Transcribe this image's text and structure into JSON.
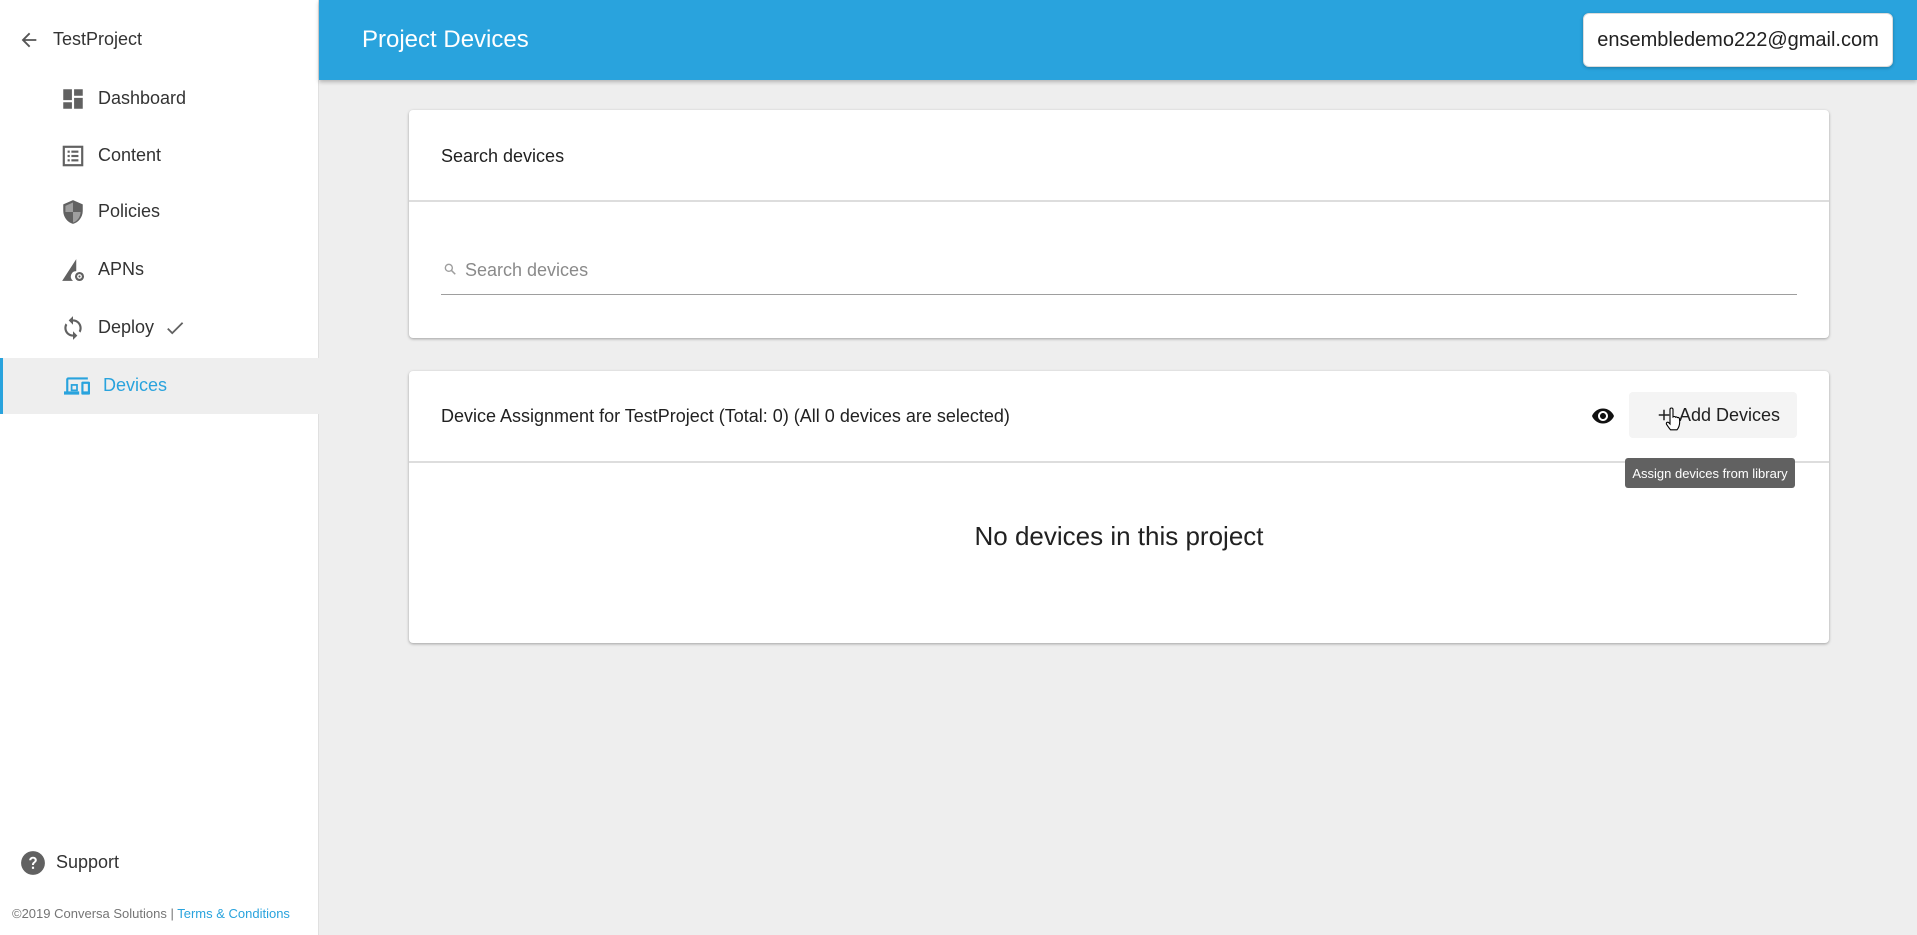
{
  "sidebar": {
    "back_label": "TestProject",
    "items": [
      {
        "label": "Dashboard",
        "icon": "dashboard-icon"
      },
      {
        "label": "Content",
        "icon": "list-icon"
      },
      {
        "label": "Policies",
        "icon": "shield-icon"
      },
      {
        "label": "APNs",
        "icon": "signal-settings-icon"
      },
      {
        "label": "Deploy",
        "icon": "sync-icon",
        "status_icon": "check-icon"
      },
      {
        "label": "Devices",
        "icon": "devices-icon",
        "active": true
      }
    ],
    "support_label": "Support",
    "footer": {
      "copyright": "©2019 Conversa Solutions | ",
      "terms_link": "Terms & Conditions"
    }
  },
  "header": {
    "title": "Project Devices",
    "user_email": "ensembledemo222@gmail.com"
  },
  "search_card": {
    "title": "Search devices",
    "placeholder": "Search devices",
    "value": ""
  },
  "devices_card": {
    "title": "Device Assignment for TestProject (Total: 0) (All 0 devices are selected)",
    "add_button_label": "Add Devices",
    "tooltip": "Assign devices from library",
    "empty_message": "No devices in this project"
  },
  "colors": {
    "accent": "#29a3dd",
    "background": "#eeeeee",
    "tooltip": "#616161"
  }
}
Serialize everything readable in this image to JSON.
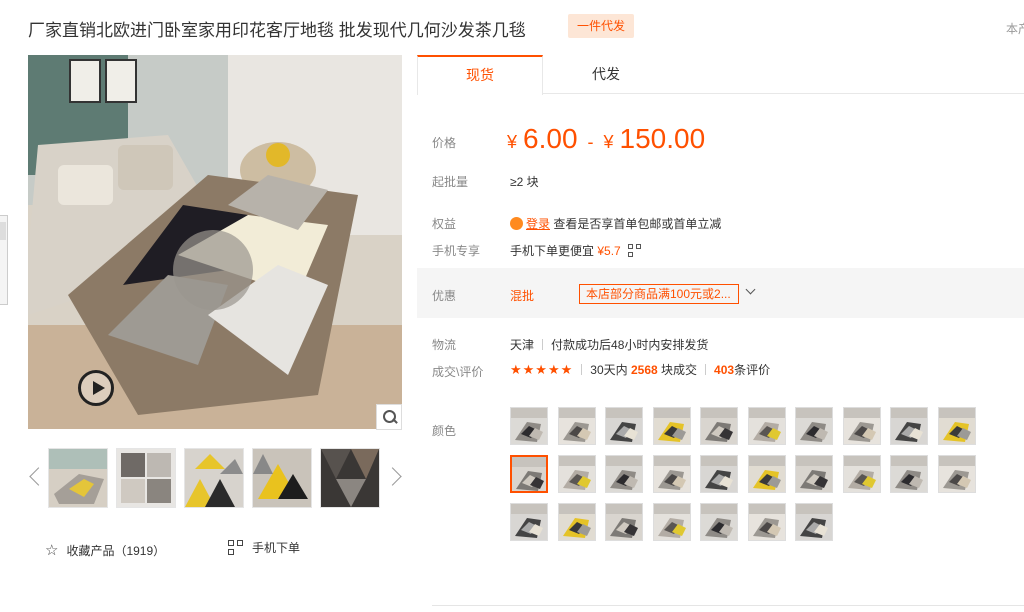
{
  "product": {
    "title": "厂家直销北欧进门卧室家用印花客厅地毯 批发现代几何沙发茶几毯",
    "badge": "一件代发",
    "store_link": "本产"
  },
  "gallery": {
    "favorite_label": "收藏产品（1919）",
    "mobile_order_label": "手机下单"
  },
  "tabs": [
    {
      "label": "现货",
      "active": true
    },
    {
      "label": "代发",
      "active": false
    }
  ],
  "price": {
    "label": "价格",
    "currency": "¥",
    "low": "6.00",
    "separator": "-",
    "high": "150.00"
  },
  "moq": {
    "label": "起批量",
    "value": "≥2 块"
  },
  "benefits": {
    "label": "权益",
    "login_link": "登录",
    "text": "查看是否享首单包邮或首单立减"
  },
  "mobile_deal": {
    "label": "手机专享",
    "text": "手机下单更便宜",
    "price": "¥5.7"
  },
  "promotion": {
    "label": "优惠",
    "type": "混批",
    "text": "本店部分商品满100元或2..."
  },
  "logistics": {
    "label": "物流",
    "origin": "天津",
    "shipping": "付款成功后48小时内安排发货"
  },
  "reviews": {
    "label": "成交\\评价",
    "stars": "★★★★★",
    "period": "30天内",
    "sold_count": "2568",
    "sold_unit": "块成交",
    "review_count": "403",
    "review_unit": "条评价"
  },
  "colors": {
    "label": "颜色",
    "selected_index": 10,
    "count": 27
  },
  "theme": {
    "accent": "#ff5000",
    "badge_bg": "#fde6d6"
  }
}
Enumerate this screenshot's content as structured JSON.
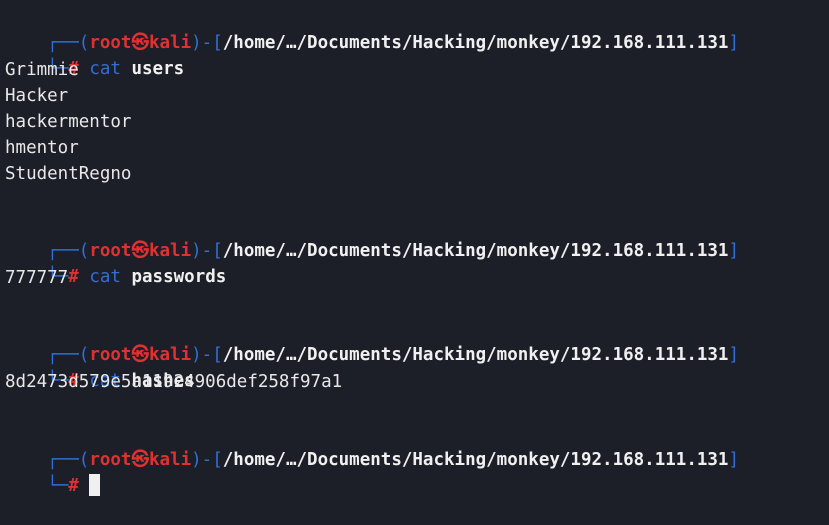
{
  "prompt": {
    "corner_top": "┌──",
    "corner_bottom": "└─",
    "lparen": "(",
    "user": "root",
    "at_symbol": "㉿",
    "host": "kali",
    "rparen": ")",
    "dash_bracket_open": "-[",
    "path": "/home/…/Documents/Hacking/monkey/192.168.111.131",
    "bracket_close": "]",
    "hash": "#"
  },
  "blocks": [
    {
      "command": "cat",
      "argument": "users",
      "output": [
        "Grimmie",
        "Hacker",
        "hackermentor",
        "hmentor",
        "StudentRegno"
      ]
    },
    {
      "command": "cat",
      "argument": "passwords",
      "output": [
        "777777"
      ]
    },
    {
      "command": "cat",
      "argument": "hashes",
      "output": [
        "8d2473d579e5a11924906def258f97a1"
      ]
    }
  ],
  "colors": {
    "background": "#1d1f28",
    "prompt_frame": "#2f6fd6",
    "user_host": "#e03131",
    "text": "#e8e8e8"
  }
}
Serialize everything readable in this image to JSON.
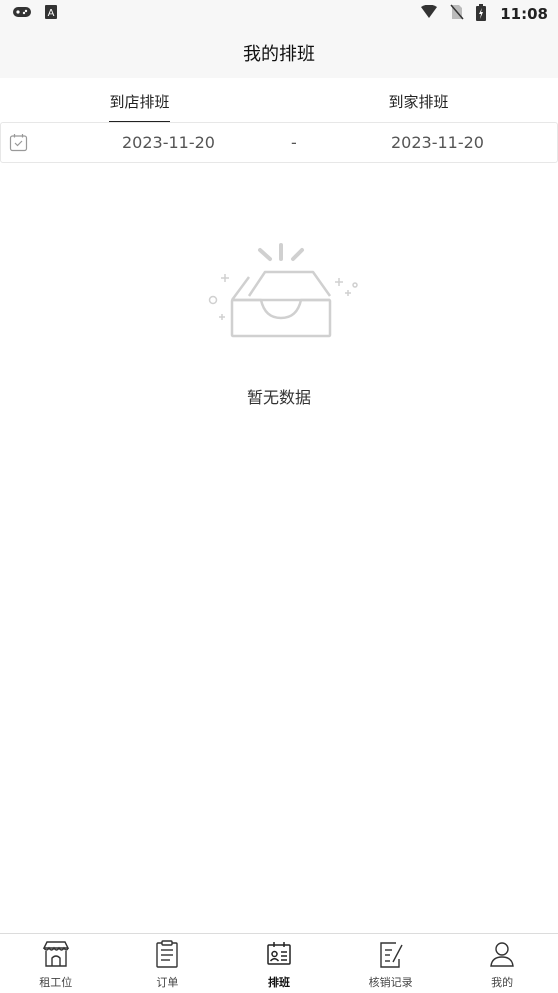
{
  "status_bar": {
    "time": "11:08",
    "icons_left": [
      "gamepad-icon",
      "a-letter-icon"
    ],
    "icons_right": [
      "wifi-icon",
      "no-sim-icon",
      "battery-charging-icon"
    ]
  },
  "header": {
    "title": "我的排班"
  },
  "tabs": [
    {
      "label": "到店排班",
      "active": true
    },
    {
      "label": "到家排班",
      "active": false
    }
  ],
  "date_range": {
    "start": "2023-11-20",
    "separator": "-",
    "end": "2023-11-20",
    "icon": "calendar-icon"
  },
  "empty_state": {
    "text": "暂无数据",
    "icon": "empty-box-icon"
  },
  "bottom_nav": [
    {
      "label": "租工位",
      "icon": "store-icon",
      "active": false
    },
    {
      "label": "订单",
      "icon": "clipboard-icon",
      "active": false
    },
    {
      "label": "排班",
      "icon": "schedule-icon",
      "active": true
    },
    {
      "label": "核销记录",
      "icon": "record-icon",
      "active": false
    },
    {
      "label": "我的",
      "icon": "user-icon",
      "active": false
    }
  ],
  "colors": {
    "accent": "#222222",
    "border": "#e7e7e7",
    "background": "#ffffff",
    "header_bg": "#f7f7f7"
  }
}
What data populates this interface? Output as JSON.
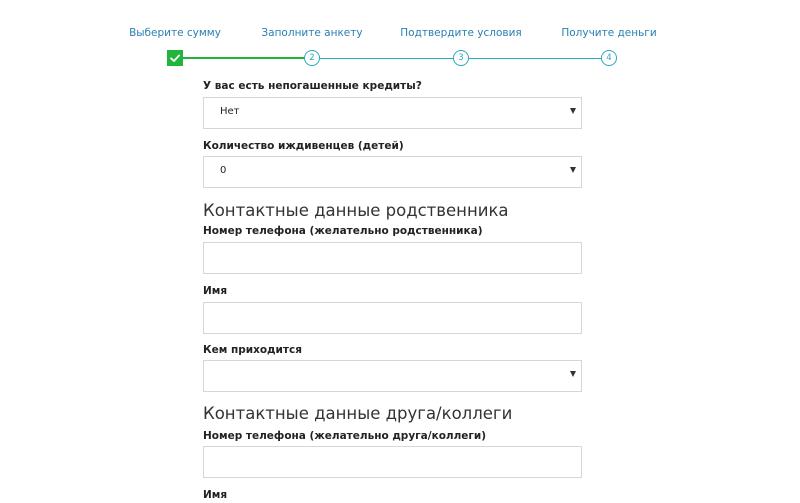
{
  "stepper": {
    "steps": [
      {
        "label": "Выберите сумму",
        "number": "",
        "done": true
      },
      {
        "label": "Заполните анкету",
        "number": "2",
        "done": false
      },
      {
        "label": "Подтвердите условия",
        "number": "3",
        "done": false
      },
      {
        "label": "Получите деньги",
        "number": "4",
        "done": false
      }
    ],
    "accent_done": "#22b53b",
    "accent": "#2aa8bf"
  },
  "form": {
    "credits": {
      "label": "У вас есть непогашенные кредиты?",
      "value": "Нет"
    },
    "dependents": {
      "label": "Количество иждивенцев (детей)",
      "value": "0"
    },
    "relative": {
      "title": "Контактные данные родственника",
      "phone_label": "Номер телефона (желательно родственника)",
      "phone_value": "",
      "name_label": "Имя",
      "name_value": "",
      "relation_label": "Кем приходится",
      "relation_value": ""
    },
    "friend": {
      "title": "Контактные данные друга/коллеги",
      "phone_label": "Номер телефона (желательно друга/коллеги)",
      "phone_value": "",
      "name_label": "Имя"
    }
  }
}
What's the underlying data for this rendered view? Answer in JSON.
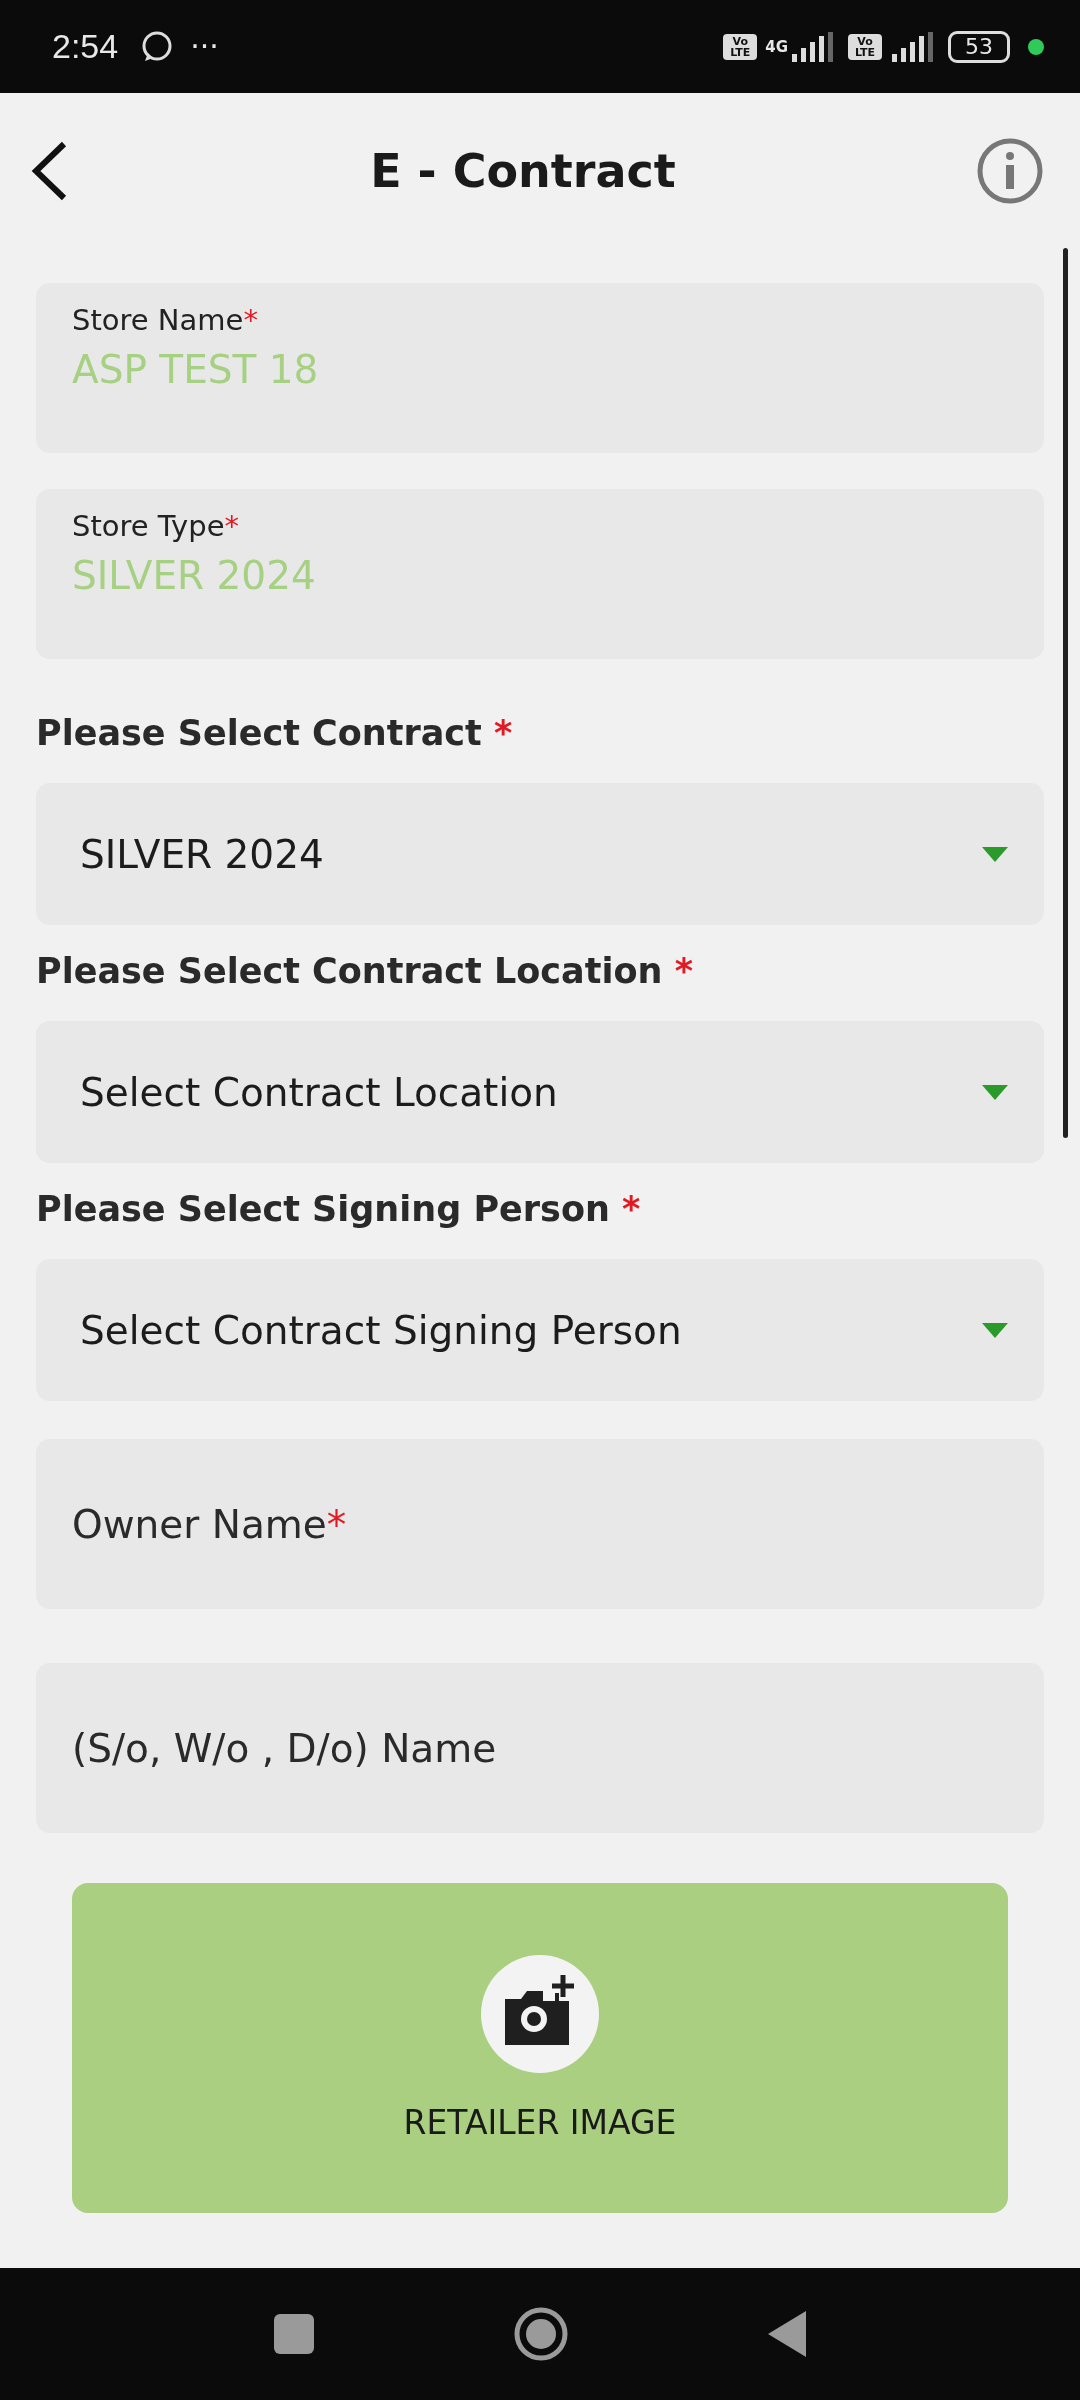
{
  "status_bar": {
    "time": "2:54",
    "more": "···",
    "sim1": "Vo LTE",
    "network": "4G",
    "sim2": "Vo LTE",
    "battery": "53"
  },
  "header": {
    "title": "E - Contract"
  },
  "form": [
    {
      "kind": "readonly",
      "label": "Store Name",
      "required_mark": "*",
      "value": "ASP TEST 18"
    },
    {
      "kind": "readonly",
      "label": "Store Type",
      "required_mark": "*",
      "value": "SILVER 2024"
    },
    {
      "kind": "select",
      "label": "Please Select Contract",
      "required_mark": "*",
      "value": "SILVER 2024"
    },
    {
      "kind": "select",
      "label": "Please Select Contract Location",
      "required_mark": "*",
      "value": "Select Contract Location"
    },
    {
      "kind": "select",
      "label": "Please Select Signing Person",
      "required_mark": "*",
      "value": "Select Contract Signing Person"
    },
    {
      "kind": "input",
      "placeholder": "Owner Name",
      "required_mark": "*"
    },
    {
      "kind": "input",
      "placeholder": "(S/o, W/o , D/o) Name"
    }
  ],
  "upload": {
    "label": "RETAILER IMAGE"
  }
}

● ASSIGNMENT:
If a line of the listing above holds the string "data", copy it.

● TASK ANSWER:
What data populates this interface? Output as JSON.
What's the underlying data for this rendered view? Answer in JSON.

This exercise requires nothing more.